if i go with Sigma 50mm F1.4 art and use it at F1.4 and shoot the subject from lesser distance than 85mm f1.8 (keeping the same field of view and frame) does 50mm f1.4 will produce the same or more bokeh then 85mm f1.8?
It seems you are confusing the amount of blur with the quality, or characteristics of that blur. Bokeh is a term that is only concerned about the latter, not the former.
No two lens designs will produce the same bokeh, even if they are both used with the same focal length and aperture. For a specific example, please see below regarding the EF 85mm f/1.2 L II and the EF 85mm f/1.8. When both are used at f/1.8 to photograph the same scene from the same camera position the amount of blur they produce in the background will be very similar, but the way that blur appears will be starkly different!
Your other confusion stems from a lack of understanding regarding perspective. If you use a 50mm lens and move closer to the subject to get the same subject size, the framing of the background will change!

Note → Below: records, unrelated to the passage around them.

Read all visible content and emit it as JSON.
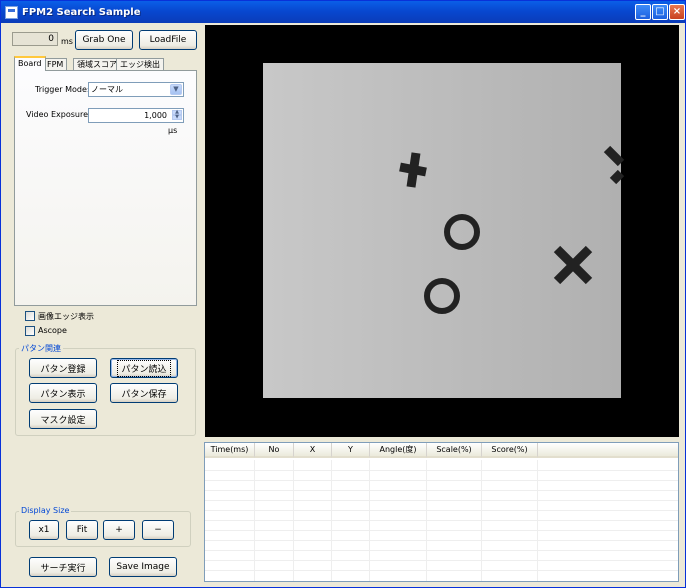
{
  "window": {
    "title": "FPM2 Search Sample"
  },
  "controls": {
    "minimize": "_",
    "maximize": "□",
    "close": "×"
  },
  "toolbar": {
    "time_value": "0",
    "time_unit": "ms",
    "grab_one": "Grab One",
    "load_file": "LoadFile"
  },
  "tabs": [
    "Board",
    "FPM",
    "領域スコア",
    "エッジ検出"
  ],
  "board": {
    "trigger_label": "Trigger Mode:",
    "trigger_value": "ノーマル",
    "exposure_label": "Video Exposure:",
    "exposure_value": "1,000",
    "exposure_unit": "μs"
  },
  "checkboxes": [
    {
      "label": "画像エッジ表示",
      "checked": false
    },
    {
      "label": "Ascope",
      "checked": false
    }
  ],
  "pattern_group": {
    "title": "パタン関連",
    "register": "パタン登録",
    "load": "パタン読込",
    "display": "パタン表示",
    "save": "パタン保存",
    "mask": "マスク設定"
  },
  "display_size": {
    "title": "Display Size",
    "x1": "x1",
    "fit": "Fit",
    "plus": "+",
    "minus": "−"
  },
  "bottom": {
    "search": "サーチ実行",
    "save_image": "Save Image"
  },
  "results_table": {
    "columns": [
      "Time(ms)",
      "No",
      "X",
      "Y",
      "Angle(度)",
      "Scale(%)",
      "Score(%)"
    ],
    "rows": []
  },
  "colors": {
    "title_bar": "#0848d0",
    "accent": "#0046d5",
    "image_bg": "#000000"
  },
  "icons": {
    "dropdown": "chevron-down-icon",
    "spin_up": "spin-up-icon",
    "spin_down": "spin-down-icon"
  }
}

Things in the background that will be visible on the edges in the 50mm shot will not be visible when you back up to keep your subject the same and use an 85mm lens.
The scale is highly exaggerated, but hopefully communicates the concept that different angles of view show more or less of the background at the same subject size.
For a more comprehensive look at this issue, please see: Is there a difference between taking a far shot on a 50mm lens and a close shot on a 35mm lens?
Why is the background bigger and blurrier in one of these images?
On one side i need all go to lens for indoors & travel (some landscape photography) i also need good bokeh for portrait photography.
Unfortunately, these requirements are somewhat diametrically opposed.
What most of us consider "good" bokeh, in terms of the quality of the out-of-focus highlights, results from lens design that leaves field curvature and/or spherical aberration undercorrected or uncorrected. That means such a lens won't be the best candidate for other types of photography, such as landscape or architecture, when we want good sharpness all the way to the edge of the frame.
The classic example of this is the Canon EF 85mm f/1.2 L II. What gives it such great bokeh is the uncorrected field curvature it demonstrates. This makes it a totally inappropriate lens for doing flat reproduction work or for shooting flat test charts because the field of focus on the edges and in the corner will be a considerable distance in front of the flat subject when the center of the lens is perfectly focused on it. If you want to shoot a perfect photo of a flat test chart, the $350 EF 85mm f/1.8 absolutely cleans the floor with the $2,000 EF 85mm f/1.2 L II. But when you want that mesmerizing bokeh on the edges of a portrait there's nothing like the 85/1.2!
On the other hand, a lens that is good for landscape or architectural photography has a much flatter field of focus that makes the bokeh of the out of focus areas look harsh or "busy."